How has ANP developed since its creation in 2007?
The ANP was established in 2007 as part of the implementation of port sector reform, which is based on a clear separation of missions between the different actors according to the “Landlord Port” model. The Moroccan Ports Authority (ANP)’s vision is to federate all the stakeholders of the port ecosystem to improve Moroccan port competitiveness, and consequently Moroccan economy competitiveness, since 98% of the country's foreign trade flows through its ports. Since its creation, the ANP has accomplished several large-scale projects relating to (i) the upgrading of port infrastructures by mobilizing investments of more than USD2 billion, (ii) the establishment of a new governance model of the sector through the encouragement of the intervention of private operators in port activities, and (iii) the strengthening of the digitalization and dematerialization of port processes through PortNet, the port community system of Moroccan ports. Nowadays, it is obvious that the national port sector has marked a qualitative leap with performance levels that have nothing to envy of the largest ports internationally.
Over the past 18 months, the pandemic has presented an unprecedented challenge and the world has experienced a downturn in trade. What have been the main challenges for the port sector and ANP?

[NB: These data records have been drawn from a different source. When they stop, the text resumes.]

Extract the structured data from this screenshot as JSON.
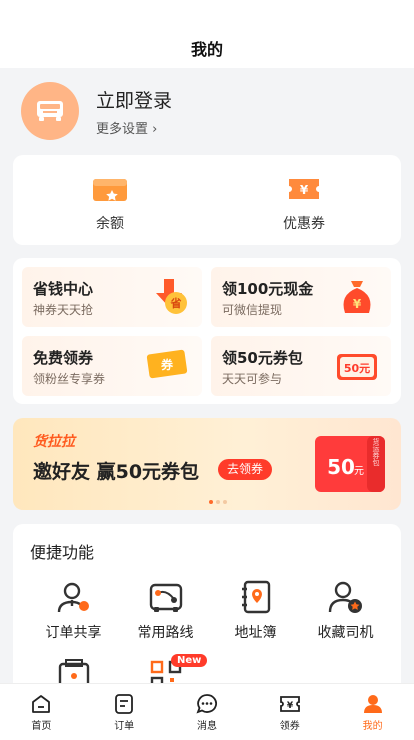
{
  "header": {
    "title": "我的"
  },
  "profile": {
    "login_label": "立即登录",
    "more_settings": "更多设置 ›"
  },
  "wallet": {
    "items": [
      {
        "label": "余额",
        "icon": "wallet-icon"
      },
      {
        "label": "优惠券",
        "icon": "coupon-icon"
      }
    ]
  },
  "promos": {
    "items": [
      {
        "title": "省钱中心",
        "subtitle": "神券天天抢",
        "icon": "savings-center-icon"
      },
      {
        "title": "领100元现金",
        "subtitle": "可微信提现",
        "icon": "money-bag-icon"
      },
      {
        "title": "免费领券",
        "subtitle": "领粉丝专享券",
        "icon": "ticket-icon"
      },
      {
        "title": "领50元券包",
        "subtitle": "天天可参与",
        "icon": "coupon-pack-icon"
      }
    ]
  },
  "banner": {
    "brand": "货拉拉",
    "headline": "邀好友 赢50元券包",
    "cta": "去领券",
    "coupon_amount": "50",
    "coupon_unit": "元",
    "coupon_side": "货运券包",
    "page_count": 3,
    "active_page": 1
  },
  "quick_functions": {
    "title": "便捷功能",
    "items": [
      {
        "label": "订单共享",
        "icon": "order-share-icon"
      },
      {
        "label": "常用路线",
        "icon": "route-icon"
      },
      {
        "label": "地址簿",
        "icon": "address-book-icon"
      },
      {
        "label": "收藏司机",
        "icon": "favorite-driver-icon"
      }
    ],
    "extra_badge": "New"
  },
  "tabbar": {
    "items": [
      {
        "label": "首页",
        "icon": "home-icon"
      },
      {
        "label": "订单",
        "icon": "order-icon"
      },
      {
        "label": "消息",
        "icon": "message-icon"
      },
      {
        "label": "领券",
        "icon": "coupon-tab-icon"
      },
      {
        "label": "我的",
        "icon": "profile-icon",
        "active": true
      }
    ]
  },
  "colors": {
    "accent": "#ff6a1a",
    "cta": "#ff3b2a",
    "avatar_bg": "#ffb586"
  }
}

Since the outbreak of the health crisis related to COVID-19, all the actors of the Moroccan port ecosystem have mobilized to set up a port activities continuity plan, as well as precautionary measures to face the pandemic risk and keep all port services operational. As shown by activity figures (+5.1% at the end of 2020), Moroccan ports have succeeded in this challenge with great agility and resilience, fully assuming their role as platforms at the service of the national economy. I must highlight that the ports were the only border point that remained operational during the lockdown period. The national port sector has very quickly set up operational processes adapted to the new context that requires health security measures to deal with the spread of COVID-19. As such, the digitization and dematerialization of port processes have been, as part of the management of this crisis, a crucial tool that has allowed the national port sector to succeed in the challenge of service continuity. The context of the COVID-19 pandemic has revealed the relevance of the strategic choices of the ANP aimed at the dematerialization of port processes through the implementation in 2008, in concert with all the actors of the port ecosystem, of PortNet.
In May, the government announced the New Development Model, which aims to modernize all sectors of the economy. What are your thoughts on the objectives, and what will be the possible impact on your work?
The New Development Model of Morocco, as you mentioned, defines a new vision for the country, which aims to trigger an acceleration of the economic dynamic and to consolidate the kingdom's society project. As part of its strategic plan for the 2022-2024 period, the ANP plans to contribute to the declination of the orientations set out in the NMD, including logistics competitiveness, the consolidation of the sectoral regulatory mission, and the strengthening of digitization through the "Smart Ports" program. The implementation of these various projects will contribute to further strengthening the competitiveness of national ports.
What are your ambitions and expectations for the next six months?
The global context remains impacted by the effects of the health crisis, with an imbalance in world trade exchanges, which has led to new challenges linked to the surge in freight rates and the scarcity of containers. In Morocco, as I have already mentioned, the health crisis did not impact the overall trade volumes of the ports managed by the ANP, which continued to follow a positive trend. For 2022, we expect a moderate growth of 2.4% in national port traffic, with an overall volume of 92.8 million tons. In terms of objectives, the main priorities set by the ANP in the short and medium term are (i) the finalization of current projects, (ii) the strengthening of operational regulation by reengineering processes, and (iii) the acceleration of the digitalization and dematerialization of port processes.